Black Lives Matter really ought to start calling themselves Facts Don’t Matter because that’s what they believe. What’s important to them is the narrative—the story that gets told through the media. Luckily for them, the media is predisposed to tell their story for them, regardless of its veracity. The narrative is so well-rehearsed that reporters no longer wait for the facts to come in before dashing off ill-informed pieces filled with factual errors. The vaunted New York Times, for example, tweeted that Charlotte police had killed an “unarmed black man.” Just a mistake? If so, why do these mistakes always seem to portray the cops in the worst light? The Times later “corrected” itself, tweeting that it was still undetermined whether Keith Scott was armed. No, it isn’t undetermined, it’s merely disputed by a few halfwits who cannot and never will accept that a gun was recovered at the scene.

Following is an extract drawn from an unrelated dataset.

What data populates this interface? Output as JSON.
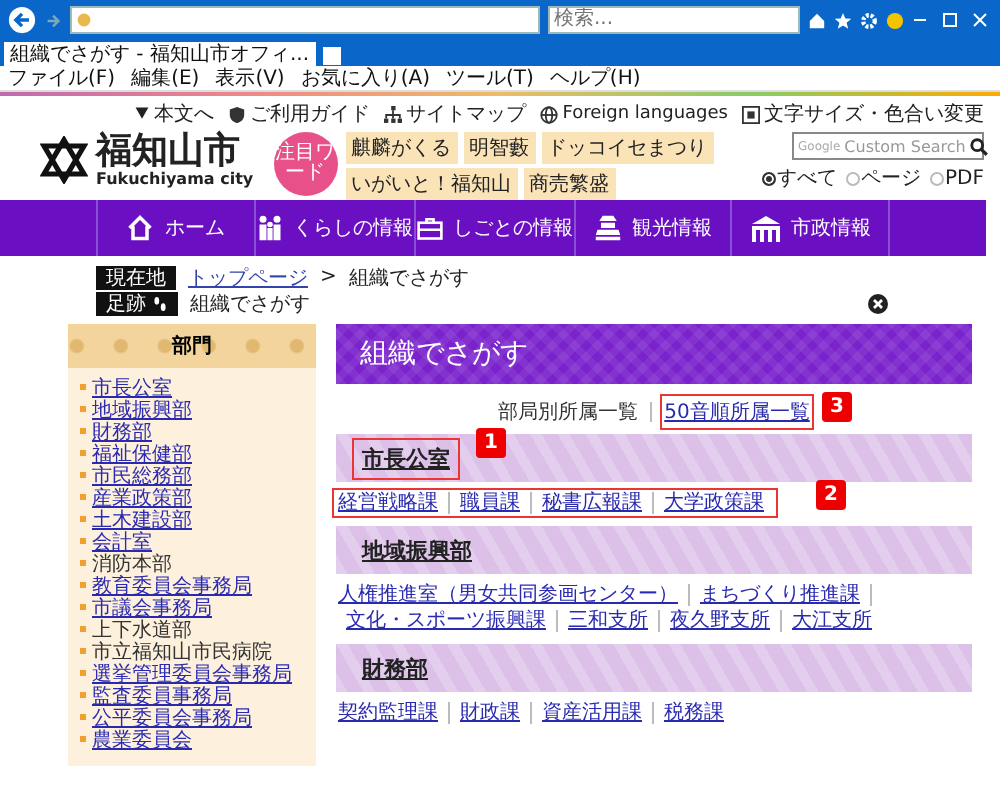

The Associated Press ran a story that claimed Scott had been killed by a white police officer. False. Keith Scott was killed by Officer Brentley Vinson, who is black, and by all accounts a great cop.
This shooting should really be a 30-second story on the 11 o’clock local news, and it should go something like this—a violent convicted felon nearly killed a few police officers with a pistol he illegally owned but the officers defended themselves and, unfortunately, the felon died. That’s the no-nonsense version of what happened and it’s exactly how it would have been reported if Keith Scott had been white. The fact that the dead guy was black really shouldn’t be mentioned at all because it implies that he was only killed for being black. There’s zero evidence of that. If they must mention his race they should also mention, over and over again, that the cop who shot him is also black.

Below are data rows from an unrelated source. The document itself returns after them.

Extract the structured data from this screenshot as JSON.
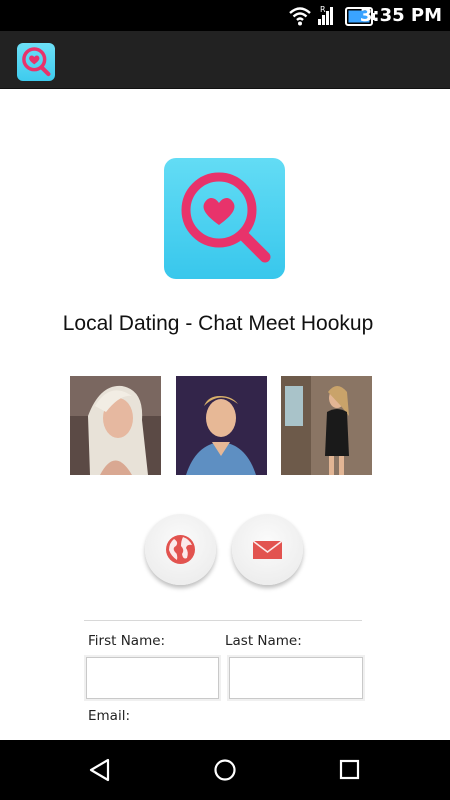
{
  "status_bar": {
    "time": "3:35 PM",
    "icons": [
      "wifi-icon",
      "signal-icon",
      "battery-icon"
    ],
    "roaming_indicator": "R"
  },
  "app": {
    "title": "Local Dating - Chat Meet Hookup",
    "accent_color": "#e8336b",
    "icon_background": "#4fd3f2"
  },
  "photos": [
    {
      "name": "profile-photo-1"
    },
    {
      "name": "profile-photo-2"
    },
    {
      "name": "profile-photo-3"
    }
  ],
  "actions": {
    "website_icon": "globe-icon",
    "email_icon": "envelope-icon",
    "icon_color": "#e2534f"
  },
  "form": {
    "first_name_label": "First Name:",
    "last_name_label": "Last Name:",
    "email_label": "Email:",
    "first_name_value": "",
    "last_name_value": ""
  },
  "nav": {
    "icons": [
      "back-icon",
      "home-icon",
      "recents-icon"
    ]
  }
}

But of course histrionics ruled the day and this minor local story became national news. The media merely updated their template with a few details pertaining to this particular case and went to press with the same old story—racist cops murder innocent black man in cold blood for no other reason than his race. To my knowledge, there has never been a police shooting that actually went down this way—at least not in my lifetime. That’s not to say that in every case the police were blameless, though in some they were. In other cases, the cops were too quick to use force, and in others they showed indiscipline, but in no instance that I can think of did police officers gun down a completely innocent black person for no other reason than racial animosity.
But if the facts of the case won’t fit the narrative, it’s the facts not the narrative that Black Lives Matter alter. From “hands up, don’t shoot” to Sandra Bland’s supposed murder, the movement thrives on enormous lies. They seem almost incapable of telling the truth, hamstrung by some kind of mental or emotional roadblock that simply won’t allow an honest accounting of what happened. Charlotte is being terrorized over a lie, just like Milwaukee, Baltimore, and Ferguson before it. No, we don’t need to “understand” the rioters’ grievances because their grievances are bunk. We need to stand up for the truth and good cops.